<<<<

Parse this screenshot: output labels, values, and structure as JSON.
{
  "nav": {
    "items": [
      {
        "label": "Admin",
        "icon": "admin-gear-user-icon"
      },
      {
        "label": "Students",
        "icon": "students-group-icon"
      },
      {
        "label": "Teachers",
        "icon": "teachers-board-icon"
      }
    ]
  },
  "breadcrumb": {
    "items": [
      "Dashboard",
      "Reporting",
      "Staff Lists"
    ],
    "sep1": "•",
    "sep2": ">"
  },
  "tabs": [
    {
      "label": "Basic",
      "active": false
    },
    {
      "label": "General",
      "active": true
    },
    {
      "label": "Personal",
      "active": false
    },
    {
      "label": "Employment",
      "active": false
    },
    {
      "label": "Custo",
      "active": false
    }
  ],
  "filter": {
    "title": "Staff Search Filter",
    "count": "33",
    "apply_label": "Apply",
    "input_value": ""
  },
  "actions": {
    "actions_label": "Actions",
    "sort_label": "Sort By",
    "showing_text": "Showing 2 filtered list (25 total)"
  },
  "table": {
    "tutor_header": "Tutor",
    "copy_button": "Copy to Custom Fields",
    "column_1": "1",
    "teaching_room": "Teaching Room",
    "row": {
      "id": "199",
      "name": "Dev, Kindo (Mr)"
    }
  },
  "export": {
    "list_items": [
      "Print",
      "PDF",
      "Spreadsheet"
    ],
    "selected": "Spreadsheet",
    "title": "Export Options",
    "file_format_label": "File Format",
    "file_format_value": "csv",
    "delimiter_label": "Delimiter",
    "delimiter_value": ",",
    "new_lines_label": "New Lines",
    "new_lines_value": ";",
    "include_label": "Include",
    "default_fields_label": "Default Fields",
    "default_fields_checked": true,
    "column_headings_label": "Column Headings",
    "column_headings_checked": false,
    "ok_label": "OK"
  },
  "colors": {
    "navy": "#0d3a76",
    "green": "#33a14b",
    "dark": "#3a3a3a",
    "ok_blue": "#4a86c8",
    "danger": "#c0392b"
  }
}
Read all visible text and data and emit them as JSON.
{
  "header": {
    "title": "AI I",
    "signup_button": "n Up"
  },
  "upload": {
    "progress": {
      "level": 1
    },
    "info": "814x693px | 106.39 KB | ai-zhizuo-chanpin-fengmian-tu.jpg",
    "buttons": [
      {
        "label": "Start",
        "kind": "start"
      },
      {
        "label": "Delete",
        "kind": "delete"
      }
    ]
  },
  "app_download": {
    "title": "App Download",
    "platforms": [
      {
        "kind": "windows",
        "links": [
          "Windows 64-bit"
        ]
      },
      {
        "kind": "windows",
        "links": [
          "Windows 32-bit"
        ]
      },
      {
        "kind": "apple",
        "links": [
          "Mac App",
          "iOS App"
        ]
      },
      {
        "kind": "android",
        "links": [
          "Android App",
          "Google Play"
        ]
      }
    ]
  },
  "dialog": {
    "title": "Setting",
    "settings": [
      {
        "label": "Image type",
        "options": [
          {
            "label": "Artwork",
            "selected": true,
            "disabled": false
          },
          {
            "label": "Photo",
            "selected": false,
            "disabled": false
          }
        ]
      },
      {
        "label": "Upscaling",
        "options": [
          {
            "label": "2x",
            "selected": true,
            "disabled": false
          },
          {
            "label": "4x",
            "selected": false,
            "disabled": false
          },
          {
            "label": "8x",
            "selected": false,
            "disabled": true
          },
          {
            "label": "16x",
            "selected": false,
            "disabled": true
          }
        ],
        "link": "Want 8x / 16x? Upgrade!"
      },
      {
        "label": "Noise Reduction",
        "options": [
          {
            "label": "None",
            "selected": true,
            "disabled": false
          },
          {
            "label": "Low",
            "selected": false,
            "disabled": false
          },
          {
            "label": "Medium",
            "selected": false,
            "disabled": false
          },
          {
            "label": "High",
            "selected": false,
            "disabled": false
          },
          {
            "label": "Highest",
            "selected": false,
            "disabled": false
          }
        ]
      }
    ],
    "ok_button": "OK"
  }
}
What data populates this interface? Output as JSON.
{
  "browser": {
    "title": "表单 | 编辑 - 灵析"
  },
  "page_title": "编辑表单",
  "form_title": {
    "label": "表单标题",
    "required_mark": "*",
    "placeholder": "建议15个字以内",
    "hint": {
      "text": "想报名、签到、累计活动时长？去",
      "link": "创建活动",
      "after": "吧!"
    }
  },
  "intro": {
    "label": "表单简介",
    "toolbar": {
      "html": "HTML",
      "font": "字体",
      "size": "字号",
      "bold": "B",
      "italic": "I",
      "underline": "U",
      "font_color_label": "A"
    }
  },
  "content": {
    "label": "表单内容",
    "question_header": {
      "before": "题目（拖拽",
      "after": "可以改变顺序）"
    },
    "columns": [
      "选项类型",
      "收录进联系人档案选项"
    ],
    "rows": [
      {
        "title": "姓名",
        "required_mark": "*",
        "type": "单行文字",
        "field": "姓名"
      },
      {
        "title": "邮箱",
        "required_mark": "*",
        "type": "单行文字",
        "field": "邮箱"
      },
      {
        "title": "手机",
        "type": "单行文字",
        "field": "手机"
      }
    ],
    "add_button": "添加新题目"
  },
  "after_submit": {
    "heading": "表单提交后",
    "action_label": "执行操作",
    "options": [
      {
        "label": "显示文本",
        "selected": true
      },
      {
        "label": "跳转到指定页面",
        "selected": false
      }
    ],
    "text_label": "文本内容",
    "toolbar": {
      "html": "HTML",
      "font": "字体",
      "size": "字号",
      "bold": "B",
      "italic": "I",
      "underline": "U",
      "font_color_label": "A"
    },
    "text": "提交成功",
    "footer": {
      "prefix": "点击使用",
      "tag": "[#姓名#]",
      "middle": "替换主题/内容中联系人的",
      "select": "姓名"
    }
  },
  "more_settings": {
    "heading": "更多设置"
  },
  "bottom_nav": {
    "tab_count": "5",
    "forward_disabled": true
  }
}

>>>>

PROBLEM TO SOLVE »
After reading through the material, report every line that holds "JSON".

SOLUTION TO THE EXERCISE »
Parse this screenshot: output labels, values, and structure as JSON.
Read all visible text and data and emit them as JSON.
What data populates this interface? Output as JSON.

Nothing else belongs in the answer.